Sam has extensive experience in mediating and arbitrating employment disputes before the American Arbitration Association and other alternative dispute resolution organizations. He also has successfully represented employers in ERISA-based lawsuits against third-party administrators for misuse of employer funds, and against insurers for bad faith denial of employer claims under medical excess loss policies.
In addition to litigation matters, Sam assists employers in developing employment policies and arbitration programs, and with preventive training for both management and hourly employees. He also routinely advises employers on hiring, discipline and termination, severance and reduction-in-force matters.
Sam lectures frequently on employment law topics in Oklahoma and elsewhere, including for the University of Oklahoma Center for Continuing Education, the Oklahoma Bar Association, the U.S. Court of Appeals for the Tenth Circuit Annual Seminar and the Southern Methodist University School of Law Multi-State Labor and Employment Law Seminar. Sam also has published scholarly articles in the Oklahoma Law Review and the Society for Human Resource Management Legal Report, and he was the primary author of “Age Discrimination in the Workplace: A Primer for Human Resource Professionals,” Society for Human Resource Management (1999).
Sam is the designated representative of McAfee & Taft as the exclusive member firm representing Oklahoma in the Employers Counsel Network, a nationwide affiliation of leading law firms providing legal assistance and representation to employers. He is also co-editor of the Oklahoma Employment Law Letter, a monthly review of new court decisions, regulations and laws that affect state employers.

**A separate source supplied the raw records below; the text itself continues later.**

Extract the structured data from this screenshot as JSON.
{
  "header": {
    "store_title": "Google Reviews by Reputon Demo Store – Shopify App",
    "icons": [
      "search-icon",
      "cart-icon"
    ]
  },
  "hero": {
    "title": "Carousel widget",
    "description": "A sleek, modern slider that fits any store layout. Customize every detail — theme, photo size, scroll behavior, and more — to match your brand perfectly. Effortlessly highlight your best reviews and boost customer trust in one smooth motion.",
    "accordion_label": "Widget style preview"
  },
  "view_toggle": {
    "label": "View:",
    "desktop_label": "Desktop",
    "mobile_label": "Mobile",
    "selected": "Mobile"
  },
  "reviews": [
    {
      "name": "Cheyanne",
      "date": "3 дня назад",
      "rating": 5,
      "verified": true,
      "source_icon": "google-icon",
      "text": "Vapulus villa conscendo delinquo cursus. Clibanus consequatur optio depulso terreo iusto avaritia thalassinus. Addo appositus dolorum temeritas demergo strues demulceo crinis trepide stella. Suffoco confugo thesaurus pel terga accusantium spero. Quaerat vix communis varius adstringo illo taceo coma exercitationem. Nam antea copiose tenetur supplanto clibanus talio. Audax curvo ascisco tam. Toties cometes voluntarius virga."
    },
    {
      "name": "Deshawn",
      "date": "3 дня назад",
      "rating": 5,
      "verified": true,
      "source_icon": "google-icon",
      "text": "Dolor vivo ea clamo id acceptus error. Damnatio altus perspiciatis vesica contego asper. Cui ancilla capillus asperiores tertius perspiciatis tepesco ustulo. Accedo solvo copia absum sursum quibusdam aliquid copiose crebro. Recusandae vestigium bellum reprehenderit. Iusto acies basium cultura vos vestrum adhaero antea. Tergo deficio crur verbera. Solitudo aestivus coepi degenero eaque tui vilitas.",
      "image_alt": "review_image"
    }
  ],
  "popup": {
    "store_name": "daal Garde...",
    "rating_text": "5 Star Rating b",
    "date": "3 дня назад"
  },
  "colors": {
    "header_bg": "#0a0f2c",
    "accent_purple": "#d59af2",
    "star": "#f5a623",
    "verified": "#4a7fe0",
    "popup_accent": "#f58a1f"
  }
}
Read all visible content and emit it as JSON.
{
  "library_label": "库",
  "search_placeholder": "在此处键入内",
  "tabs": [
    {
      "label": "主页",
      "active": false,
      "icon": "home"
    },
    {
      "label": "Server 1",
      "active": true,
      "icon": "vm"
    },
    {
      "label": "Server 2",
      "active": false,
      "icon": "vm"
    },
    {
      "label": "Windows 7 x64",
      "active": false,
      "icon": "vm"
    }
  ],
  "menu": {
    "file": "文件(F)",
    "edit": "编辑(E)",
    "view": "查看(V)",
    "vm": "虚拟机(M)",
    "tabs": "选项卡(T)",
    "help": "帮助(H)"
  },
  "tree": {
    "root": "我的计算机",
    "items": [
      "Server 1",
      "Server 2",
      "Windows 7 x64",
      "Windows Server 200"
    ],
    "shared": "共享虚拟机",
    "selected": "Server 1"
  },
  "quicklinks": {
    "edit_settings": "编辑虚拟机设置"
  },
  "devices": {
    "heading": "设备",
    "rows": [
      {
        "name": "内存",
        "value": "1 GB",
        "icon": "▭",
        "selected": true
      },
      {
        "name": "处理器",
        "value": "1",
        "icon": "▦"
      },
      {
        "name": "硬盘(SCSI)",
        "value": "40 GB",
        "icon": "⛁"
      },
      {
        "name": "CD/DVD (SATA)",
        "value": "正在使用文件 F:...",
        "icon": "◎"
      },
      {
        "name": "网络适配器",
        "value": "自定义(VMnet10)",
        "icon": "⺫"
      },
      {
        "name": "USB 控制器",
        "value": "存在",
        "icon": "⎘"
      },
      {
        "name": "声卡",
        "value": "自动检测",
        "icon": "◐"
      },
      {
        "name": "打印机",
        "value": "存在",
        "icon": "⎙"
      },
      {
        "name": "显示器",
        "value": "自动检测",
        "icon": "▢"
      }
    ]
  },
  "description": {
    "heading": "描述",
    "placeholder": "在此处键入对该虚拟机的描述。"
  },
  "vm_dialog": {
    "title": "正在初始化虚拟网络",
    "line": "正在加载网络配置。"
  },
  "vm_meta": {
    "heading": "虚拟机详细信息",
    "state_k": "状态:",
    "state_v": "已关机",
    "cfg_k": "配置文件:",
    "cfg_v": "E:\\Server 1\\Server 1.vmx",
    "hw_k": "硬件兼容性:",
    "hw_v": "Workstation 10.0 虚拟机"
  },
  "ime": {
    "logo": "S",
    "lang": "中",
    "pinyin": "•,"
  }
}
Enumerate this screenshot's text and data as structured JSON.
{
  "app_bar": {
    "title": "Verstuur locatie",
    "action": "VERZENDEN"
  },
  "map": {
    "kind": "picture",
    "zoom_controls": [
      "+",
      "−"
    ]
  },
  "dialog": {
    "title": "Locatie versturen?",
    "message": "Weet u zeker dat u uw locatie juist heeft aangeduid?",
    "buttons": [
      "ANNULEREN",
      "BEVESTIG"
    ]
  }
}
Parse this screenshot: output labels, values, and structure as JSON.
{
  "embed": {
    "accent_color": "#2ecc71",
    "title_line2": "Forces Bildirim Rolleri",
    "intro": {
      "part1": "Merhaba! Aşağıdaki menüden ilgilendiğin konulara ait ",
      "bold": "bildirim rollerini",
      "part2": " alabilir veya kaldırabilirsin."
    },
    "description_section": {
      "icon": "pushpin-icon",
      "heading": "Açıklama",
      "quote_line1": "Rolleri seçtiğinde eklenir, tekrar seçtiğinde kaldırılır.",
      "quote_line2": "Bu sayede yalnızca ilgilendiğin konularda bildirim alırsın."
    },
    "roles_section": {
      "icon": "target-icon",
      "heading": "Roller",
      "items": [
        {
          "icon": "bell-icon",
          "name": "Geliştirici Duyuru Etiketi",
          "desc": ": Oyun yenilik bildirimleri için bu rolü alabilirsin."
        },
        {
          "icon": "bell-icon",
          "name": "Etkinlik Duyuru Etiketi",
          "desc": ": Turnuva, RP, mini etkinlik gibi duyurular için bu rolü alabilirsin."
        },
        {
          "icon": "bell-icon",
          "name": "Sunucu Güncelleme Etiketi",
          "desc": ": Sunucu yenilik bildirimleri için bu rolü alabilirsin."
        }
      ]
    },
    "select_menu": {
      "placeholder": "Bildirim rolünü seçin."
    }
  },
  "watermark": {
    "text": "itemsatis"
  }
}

His achievements have earned him inclusion in Chambers USA Guide to America’s Leading Lawyers for Business, The Best Lawyers in America (labor and employment law) and Oklahoma Super Lawyers. He also served as the leader of the firm’s Labor and Employment Group for five years.